[WORK INSTRUCTIONS] Reproduce all the data exactly, without pictures.

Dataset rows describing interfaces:
• • • •

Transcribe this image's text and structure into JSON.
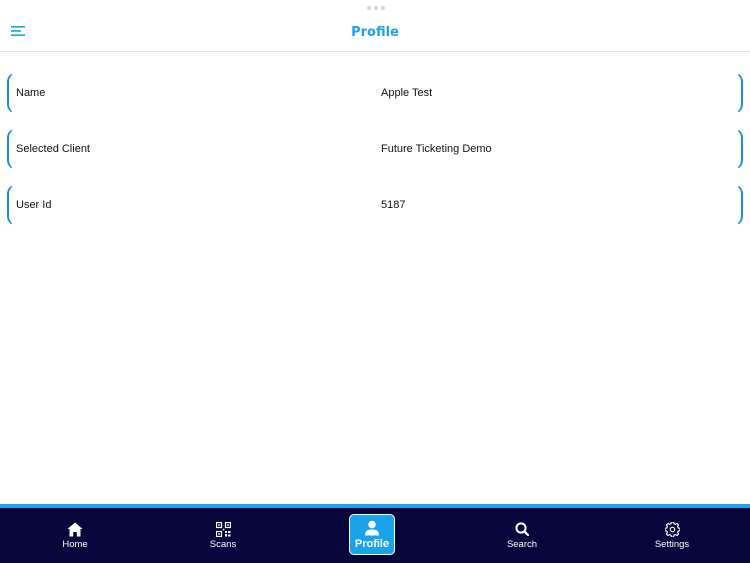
{
  "header": {
    "title": "Profile",
    "menu_icon": "hamburger-menu-icon"
  },
  "profile_rows": [
    {
      "label": "Name",
      "value": "Apple Test"
    },
    {
      "label": "Selected Client",
      "value": "Future Ticketing Demo"
    },
    {
      "label": "User Id",
      "value": "5187"
    }
  ],
  "bottom_nav": {
    "items": [
      {
        "label": "Home",
        "icon": "home-icon",
        "active": false
      },
      {
        "label": "Scans",
        "icon": "qr-code-icon",
        "active": false
      },
      {
        "label": "Profile",
        "icon": "user-icon",
        "active": true
      },
      {
        "label": "Search",
        "icon": "search-icon",
        "active": false
      },
      {
        "label": "Settings",
        "icon": "gear-icon",
        "active": false
      }
    ]
  },
  "colors": {
    "accent": "#1aa3e8",
    "row_border": "#1b8fd6",
    "nav_background": "#07063c"
  }
}
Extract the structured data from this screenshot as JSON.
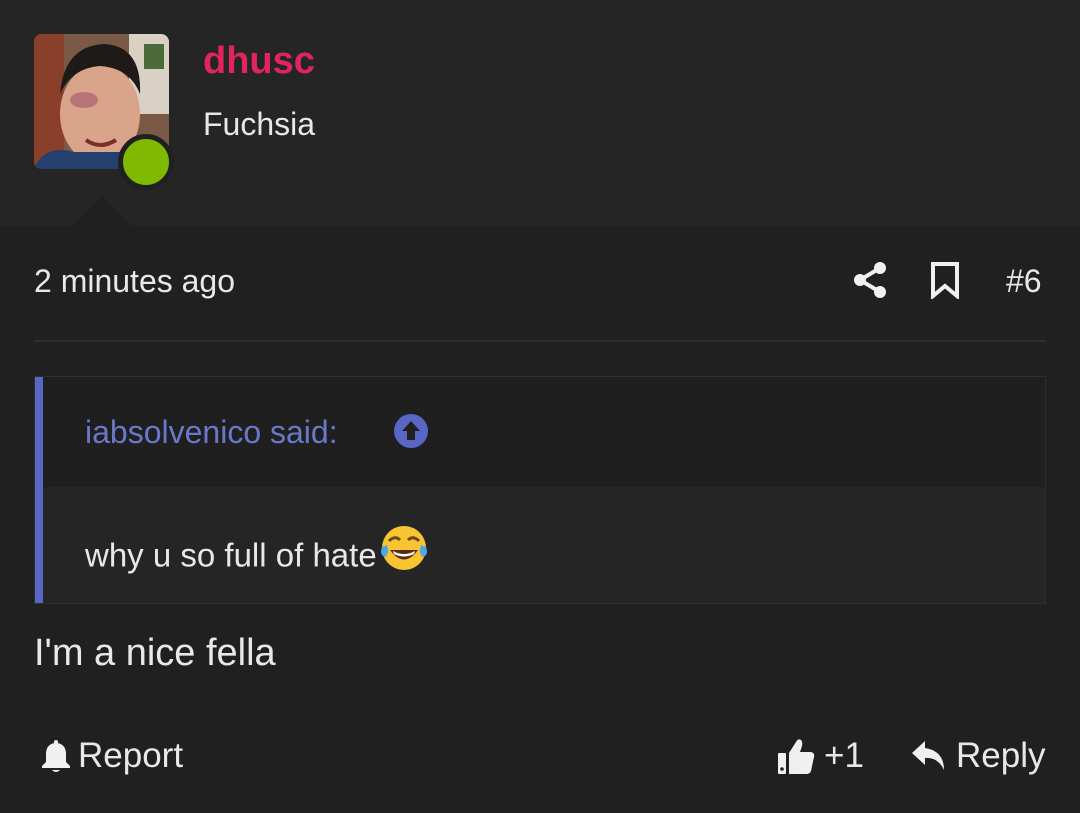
{
  "user": {
    "name": "dhusc",
    "title": "Fuchsia",
    "avatar_alt": "user avatar photo",
    "online": true
  },
  "post": {
    "timestamp": "2 minutes ago",
    "number": "#6",
    "body": "I'm a nice fella"
  },
  "quote": {
    "author_label": "iabsolvenico said:",
    "text": "why u so full of hate"
  },
  "actions": {
    "report_label": "Report",
    "like_count": "+1",
    "reply_label": "Reply"
  },
  "colors": {
    "username": "#e0245e",
    "accent": "#5866c5",
    "online": "#7fba00",
    "background": "#202021"
  },
  "icons": {
    "share": "share-icon",
    "bookmark": "bookmark-icon",
    "quote_up": "arrow-circle-up-icon",
    "emoji": "tears-of-joy-emoji",
    "report": "bell-icon",
    "like": "thumbs-up-icon",
    "reply": "reply-arrow-icon"
  }
}
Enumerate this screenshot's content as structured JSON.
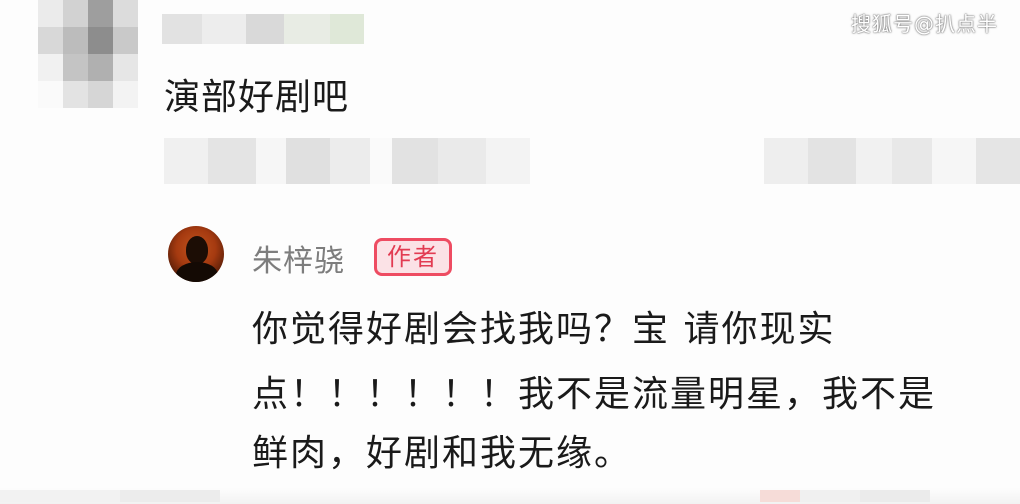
{
  "watermark": "搜狐号@扒点半",
  "comment": {
    "text": "演部好剧吧"
  },
  "reply": {
    "author": "朱梓骁",
    "badge": "作者",
    "lines": [
      "你觉得好剧会找我吗？宝 请你现实",
      "点！！！！！！我不是流量明星，我不是",
      "鲜肉，好剧和我无缘。"
    ]
  },
  "colors": {
    "badge_border": "#ee4c62",
    "badge_bg": "#fbe2e6",
    "badge_text": "#e23b52",
    "author_text": "#7d7d7d",
    "body_text": "#1a1a1a"
  }
}
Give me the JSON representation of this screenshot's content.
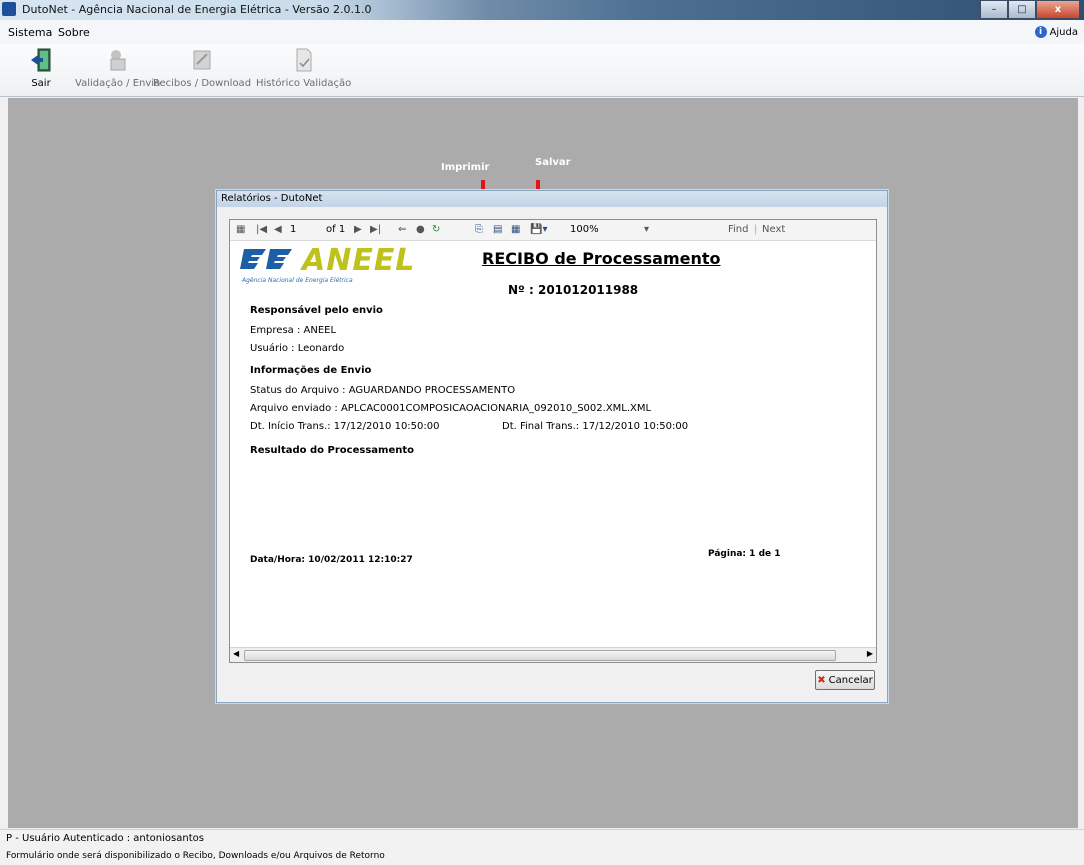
{
  "window": {
    "title": "DutoNet - Agência Nacional de Energia Elétrica - Versão 2.0.1.0"
  },
  "menu": {
    "items": [
      "Sistema",
      "Sobre"
    ],
    "help_label": "Ajuda"
  },
  "toolbar": {
    "buttons": [
      {
        "label": "Sair",
        "icon": "exit-door-icon",
        "enabled": true
      },
      {
        "label": "Validação / Envio",
        "icon": "validate-send-icon",
        "enabled": false
      },
      {
        "label": "Recibos / Download",
        "icon": "receipts-download-icon",
        "enabled": false
      },
      {
        "label": "Histórico Validação",
        "icon": "history-validation-icon",
        "enabled": false
      }
    ]
  },
  "annotations": {
    "print": "Imprimir",
    "save": "Salvar",
    "arrow_color": "#e8101a"
  },
  "dialog": {
    "title": "Relatórios - DutoNet",
    "cancel_label": "Cancelar"
  },
  "viewer_toolbar": {
    "page_current": "1",
    "page_total": "of 1",
    "zoom": "100%",
    "find_label": "Find",
    "next_label": "Next"
  },
  "report": {
    "logo_text": "ANEEL",
    "logo_subtitle": "Agência Nacional de Energia Elétrica",
    "title": "RECIBO de Processamento",
    "number": "Nº : 201012011988",
    "sender_heading": "Responsável pelo envio",
    "company": "Empresa : ANEEL",
    "user": "Usuário : Leonardo",
    "info_heading": "Informações de Envio",
    "file_status": "Status do Arquivo : AGUARDANDO PROCESSAMENTO",
    "file_sent": "Arquivo enviado  : APLCAC0001COMPOSICAOACIONARIA_092010_S002.XML.XML",
    "start_date": "Dt. Início Trans.: 17/12/2010 10:50:00",
    "end_date": "Dt. Final Trans.: 17/12/2010 10:50:00",
    "result_heading": "Resultado do Processamento",
    "datetime": "Data/Hora: 10/02/2011 12:10:27",
    "page": "Página: 1 de 1"
  },
  "status": {
    "line1": "P - Usuário Autenticado : antoniosantos",
    "line2": "Formulário onde será disponibilizado o Recibo, Downloads  e/ou Arquivos de Retorno"
  }
}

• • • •

[EXERCISE OUTPUT]
Transcribe this image's text and structure into JSON.
{
  "header": {
    "title": "Profile",
    "menu_icon": "hamburger-menu-icon"
  },
  "profile_rows": [
    {
      "label": "Name",
      "value": "Apple Test"
    },
    {
      "label": "Selected Client",
      "value": "Future Ticketing Demo"
    },
    {
      "label": "User Id",
      "value": "5187"
    }
  ],
  "bottom_nav": {
    "items": [
      {
        "label": "Home",
        "icon": "home-icon",
        "active": false
      },
      {
        "label": "Scans",
        "icon": "qr-code-icon",
        "active": false
      },
      {
        "label": "Profile",
        "icon": "user-icon",
        "active": true
      },
      {
        "label": "Search",
        "icon": "search-icon",
        "active": false
      },
      {
        "label": "Settings",
        "icon": "gear-icon",
        "active": false
      }
    ]
  },
  "colors": {
    "accent": "#1aa3e8",
    "row_border": "#1b8fd6",
    "nav_background": "#07063c"
  }
}
Extract the structured data from this screenshot as JSON.
{
  "user": {
    "name": "dhusc",
    "title": "Fuchsia",
    "avatar_alt": "user avatar photo",
    "online": true
  },
  "post": {
    "timestamp": "2 minutes ago",
    "number": "#6",
    "body": "I'm a nice fella"
  },
  "quote": {
    "author_label": "iabsolvenico said:",
    "text": "why u so full of hate"
  },
  "actions": {
    "report_label": "Report",
    "like_count": "+1",
    "reply_label": "Reply"
  },
  "colors": {
    "username": "#e0245e",
    "accent": "#5866c5",
    "online": "#7fba00",
    "background": "#202021"
  },
  "icons": {
    "share": "share-icon",
    "bookmark": "bookmark-icon",
    "quote_up": "arrow-circle-up-icon",
    "emoji": "tears-of-joy-emoji",
    "report": "bell-icon",
    "like": "thumbs-up-icon",
    "reply": "reply-arrow-icon"
  }
}
Enumerate this screenshot's content as structured JSON.
{
  "watermark": "搜狐号@扒点半",
  "comment": {
    "text": "演部好剧吧"
  },
  "reply": {
    "author": "朱梓骁",
    "badge": "作者",
    "lines": [
      "你觉得好剧会找我吗？宝 请你现实",
      "点！！！！！！我不是流量明星，我不是",
      "鲜肉，好剧和我无缘。"
    ]
  },
  "colors": {
    "badge_border": "#ee4c62",
    "badge_bg": "#fbe2e6",
    "badge_text": "#e23b52",
    "author_text": "#7d7d7d",
    "body_text": "#1a1a1a"
  }
}
Give me the JSON representation of this screenshot's content.
{
  "window": {
    "title": "DutoNet - Agência Nacional de Energia Elétrica - Versão 2.0.1.0"
  },
  "menu": {
    "items": [
      "Sistema",
      "Sobre"
    ],
    "help_label": "Ajuda"
  },
  "toolbar": {
    "buttons": [
      {
        "label": "Sair",
        "icon": "exit-door-icon",
        "enabled": true
      },
      {
        "label": "Validação / Envio",
        "icon": "validate-send-icon",
        "enabled": false
      },
      {
        "label": "Recibos / Download",
        "icon": "receipts-download-icon",
        "enabled": false
      },
      {
        "label": "Histórico Validação",
        "icon": "history-validation-icon",
        "enabled": false
      }
    ]
  },
  "annotations": {
    "print": "Imprimir",
    "save": "Salvar",
    "arrow_color": "#e8101a"
  },
  "dialog": {
    "title": "Relatórios - DutoNet",
    "cancel_label": "Cancelar"
  },
  "viewer_toolbar": {
    "page_current": "1",
    "page_total": "of 1",
    "zoom": "100%",
    "find_label": "Find",
    "next_label": "Next"
  },
  "report": {
    "logo_text": "ANEEL",
    "logo_subtitle": "Agência Nacional de Energia Elétrica",
    "title": "RECIBO de Processamento",
    "number": "Nº : 201012011988",
    "sender_heading": "Responsável pelo envio",
    "company": "Empresa : ANEEL",
    "user": "Usuário : Leonardo",
    "info_heading": "Informações de Envio",
    "file_status": "Status do Arquivo : AGUARDANDO PROCESSAMENTO",
    "file_sent": "Arquivo enviado  : APLCAC0001COMPOSICAOACIONARIA_092010_S002.XML.XML",
    "start_date": "Dt. Início Trans.: 17/12/2010 10:50:00",
    "end_date": "Dt. Final Trans.: 17/12/2010 10:50:00",
    "result_heading": "Resultado do Processamento",
    "datetime": "Data/Hora: 10/02/2011 12:10:27",
    "page": "Página: 1 de 1"
  },
  "status": {
    "line1": "P - Usuário Autenticado : antoniosantos",
    "line2": "Formulário onde será disponibilizado o Recibo, Downloads  e/ou Arquivos de Retorno"
  }
}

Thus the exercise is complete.